Description Models developed for analysis of PTES and in particular for thermal reservoirs have been adopted by industry (e.g., Isentropic) for their own analysis and design methods. Isentropic also request the PI to undertake consultancy work to assess new technology that they are developing in the context of Energy Storage. Other companies (e.g., Artemis) have sought the PI's expertise in modelling similar thermo-mechanical storage technologies.
Sector Energy
Impact Types Economic

 
Description EPSRC Responsive
Amount £320,129 (GBP)
Funding ID EP/P021867/1 
Organisation Engineering and Physical Sciences Research Council (EPSRC) 
Sector Academic/University
Country United Kingdom
Start 06/2017 
End 12/2021
 
Title PTES System model 
Description Thermodynamic system model and optimisation method for a Pumped Thermal Energy Storage system 
Type Of Material Computer model/algorithm 
Provided To Others? No  
Impact Aspects of the model included in Isentropic's development work. 
 
Description Combined pumped-thermal and liquid-air energy storage cycle 
Form Of Engagement Activity A talk or presentation
Part Of Official Scheme? No
Geographic Reach International
Primary Audience Professional Practitioners
Results and Impact A conference presentation describing a new, hybrid concept of energy storage, delivered at the Offshore Energy and Storage (OSES) conference in Cape Cod. (Authors P. Farres-Antunez and A. J. White. Delivered by PF-A)
Year(s) Of Engagement Activity 2017
 
Description Keynote Address at UK Energy Storage Conference 2016 
Form Of Engagement Activity A talk or presentation
Part Of Official Scheme? No
Geographic Reach National
Primary Audience Professional Practitioners
Results and Impact Keynote talk on Pumped Thermal Exergy Storage
Year(s) Of Engagement Activity 2016
 
Description Keynote Talk at UKTES 
Form Of Engagement Activity A talk or presentation
Part Of Official Scheme? No
Geographic Reach National
Primary Audience Professional Practitioners
Results and Impact Keynote talk on Thermal Energy Storage Systems (and Devices) for Electrical Energy Applications by PI (Alexander White)
Year(s) Of Engagement Activity 2015
 
Description Thermo-Mechanical and Generation-Integrated Energy Storage 
Form Of Engagement Activity A talk or presentation
Part Of Official Scheme? No
Geographic Reach International
Primary Audience Professional Practitioners
Results and Impact Invited talk delivered by Alexander White at the Third International Conference of the Skoltech Center for Energy Systems (October 12-13, 2017), Moscow.
Year(s) Of Engagement Activity 2017
URL http://crei.skoltech.ru/energysystems/research/skoltech-ces-international-conferences/
 
Description UK Energy Storage Conference 2014 
Form Of Engagement Activity A talk or presentation
Part Of Official Scheme?

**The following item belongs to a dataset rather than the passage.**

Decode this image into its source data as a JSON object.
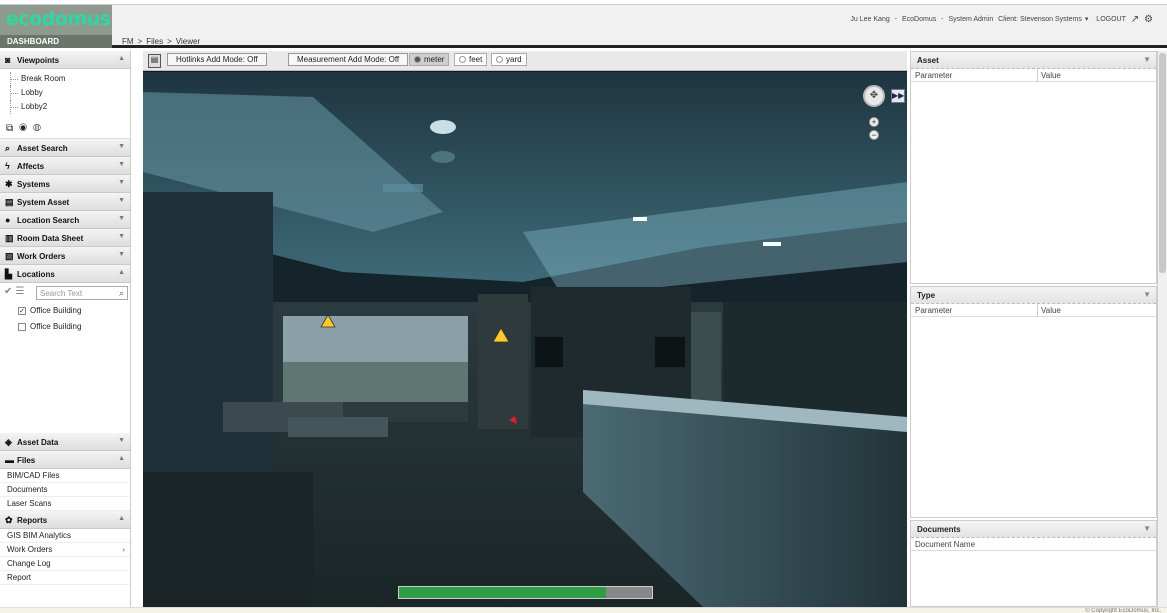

No
Geographic Reach International
Primary Audience Professional Practitioners
Results and Impact Presentation by PI (Alexander White) on : ANALYSIS AND OPTIMISATION OF PACKED-BED THERMAL RESERVOIRS FOR ELECTRICAL ENERGY STORAGE
Year(s) Of Engagement Activity 2015
 
Description UK Energy Storage Conference 2015 
Form Of Engagement Activity A talk or presentation
Part Of Official Scheme? No
Geographic Reach International
Primary Audience Professional Practitioners
Results and Impact Presentation by Cambridge RA (Dr Caroline Willich) "Heat Transfer Losses in Reciprocating Devices"
Year(s) Of Engagement Activity 2015
 
Description UK Energy Storage Conference 2015 
Form Of Engagement Activity A talk or presentation
Part Of Official Scheme? No
Geographic Reach International
Primary Audience Professional Practitioners
Results and Impact Presentation by PI (Alexander White) on A Comparative Study of Various Thermo-mechanical Storage Methods
Year(s) Of Engagement Activity 2015
 
Description UK Thermal Energy Storage Workshops 
Form Of Engagement Activity Participation in an activity, workshop or similar
Part Of Official Scheme? No
Geographic Reach National
Primary Audience Professional Practitioners
Results and Impact The PI (Alexander White) co-organised the first UK Thermal Energy Storage Workshop along with Prof. Yulong Ding at the University of Birmingham. He will also co-organise the second workshop with Dr Christos Markides, to be held in Imperial College in June 2016
Year(s) Of Engagement Activity 2015,2016
URL http://energysuperstore.org/esrn/event/the-uk-thermal-energy-storage-workshop-2016/